Side note: I sat down to paint with a Beulah Red GF ale from Holidaily Brewing in Golden, CO. If you have gluten issues and love beer see if you can get their beers because they are the most amazing GF beers I’ve ever tried.
Where was I? Oh yes, painting… This time I stretched my paper properly. I put down my washes and discovered that there were scratches on the paper Oh the humanity!
Grrr… well let’s see if we can work around them. Honestly I’ve never experienced scratches from an Arches watercolor pad before. Maybe someone’s kid picked it up, scratched it up and put it back on the shelf. Who knows.
Time to see how I can save the sheet. Preliminary sketching done with watercolor pencil. Just to figure our what can go where. I like to have the initial washes in place first in case they don’t match what I have planned.
Next I focused on the background between where the trees would be, making sure to lay in the reflections on the water. I have a tendency to forget any form of reflection because it’s water right? It just lays there being blue’ish.
The trees were next. Just base layers and using a rigger to fill in the branches but not too many since there will be foliage.
Next came some basic foliage. I like to pick 4-6 appropriate colors put them on the palette and get them really wet. Then I work from light to dark using a rigger because for me it adds just the right amount of looseness. I tend not cleaning it between colors as it adds some additional tones and shadows. More glazes on the trunks and branches. I also hit the paper with a hair dryer to speed up the process.
Since the majority of the work is done it was on to the rocks, foliage, additional details for the roots. Back to the trunks and branches.
Majority done…Haha! Does anyone else feel like most of their time is spent adding tiny details that make the painting comes to life? I can get everything almost just right and then sit there fiddling with it for hours.

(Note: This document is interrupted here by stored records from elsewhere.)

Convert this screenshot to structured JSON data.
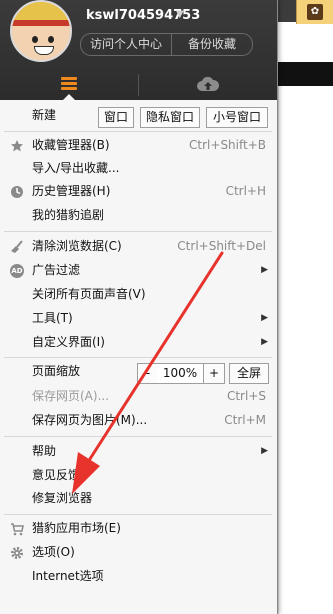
{
  "header": {
    "username": "kswl704594753",
    "visit_label": "访问个人中心",
    "backup_label": "备份收藏"
  },
  "menu": {
    "new": {
      "label": "新建",
      "window": "窗口",
      "private_window": "隐私窗口",
      "small_window": "小号窗口"
    },
    "favorites": {
      "label": "收藏管理器(B)",
      "shortcut": "Ctrl+Shift+B"
    },
    "import_export": {
      "label": "导入/导出收藏..."
    },
    "history": {
      "label": "历史管理器(H)",
      "shortcut": "Ctrl+H"
    },
    "follow": {
      "label": "我的猎豹追剧"
    },
    "clear_data": {
      "label": "清除浏览数据(C)",
      "shortcut": "Ctrl+Shift+Del"
    },
    "adblock": {
      "label": "广告过滤",
      "icon_text": "AD"
    },
    "mute": {
      "label": "关闭所有页面声音(V)"
    },
    "tools": {
      "label": "工具(T)"
    },
    "customize": {
      "label": "自定义界面(I)"
    },
    "zoom": {
      "label": "页面缩放",
      "minus": "-",
      "value": "100%",
      "plus": "+",
      "fullscreen": "全屏"
    },
    "save_page": {
      "label": "保存网页(A)...",
      "shortcut": "Ctrl+S"
    },
    "save_image": {
      "label": "保存网页为图片(M)...",
      "shortcut": "Ctrl+M"
    },
    "help": {
      "label": "帮助"
    },
    "feedback": {
      "label": "意见反馈"
    },
    "repair": {
      "label": "修复浏览器"
    },
    "app_market": {
      "label": "猎豹应用市场(E)"
    },
    "options": {
      "label": "选项(O)"
    },
    "internet_options": {
      "label": "Internet选项"
    }
  },
  "colors": {
    "accent": "#f08a1e",
    "annotation_arrow": "#e8322c"
  }
}
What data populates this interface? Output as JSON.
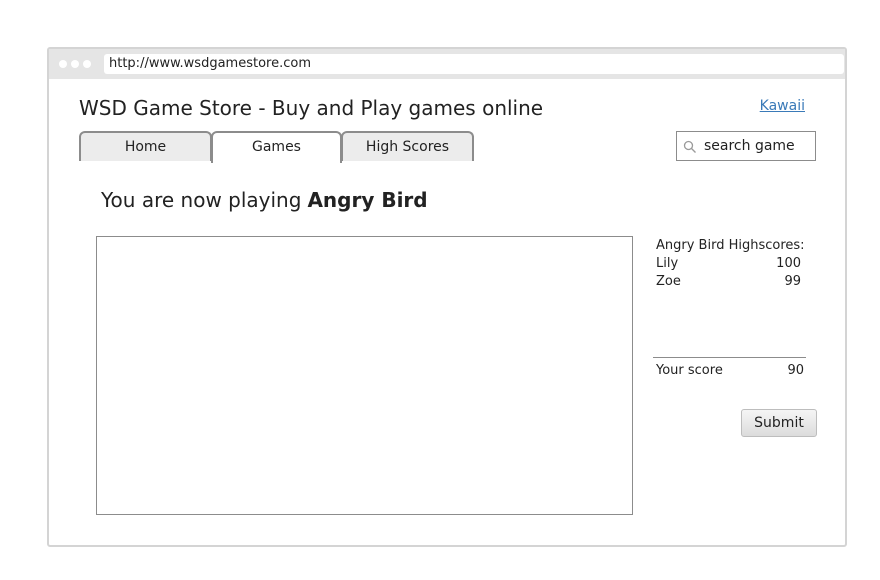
{
  "browser": {
    "url": "http://www.wsdgamestore.com"
  },
  "header": {
    "site_title": "WSD Game Store - Buy and Play games online",
    "user_link": "Kawaii"
  },
  "nav": {
    "tabs": [
      {
        "label": "Home",
        "active": false
      },
      {
        "label": "Games",
        "active": true
      },
      {
        "label": "High Scores",
        "active": false
      }
    ]
  },
  "search": {
    "placeholder": "search game",
    "icon": "search-icon"
  },
  "main": {
    "now_playing_prefix": "You are now playing",
    "game_name": "Angry Bird"
  },
  "highscores": {
    "title": "Angry Bird Highscores:",
    "entries": [
      {
        "name": "Lily",
        "score": "100"
      },
      {
        "name": "Zoe",
        "score": "99"
      }
    ]
  },
  "your_score": {
    "label": "Your score",
    "value": "90"
  },
  "actions": {
    "submit_label": "Submit"
  },
  "colors": {
    "window_border": "#d4d4d4",
    "browser_bar": "#e5e5e5",
    "tab_border": "#8c8c8c",
    "link": "#3a7ab8"
  }
}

I had really wanted to add some deer drinking at the water’s edge but the layout of the water didn’t support that. Maybe next time.
The piece is 11×14″ Arches hot press watercolor paper. The paints were a mix of Daniel Smith and Windsor &Newton Artist watercolors. I was sorely tempted to use gouache on it but in the end decided to keep it strictly transparent.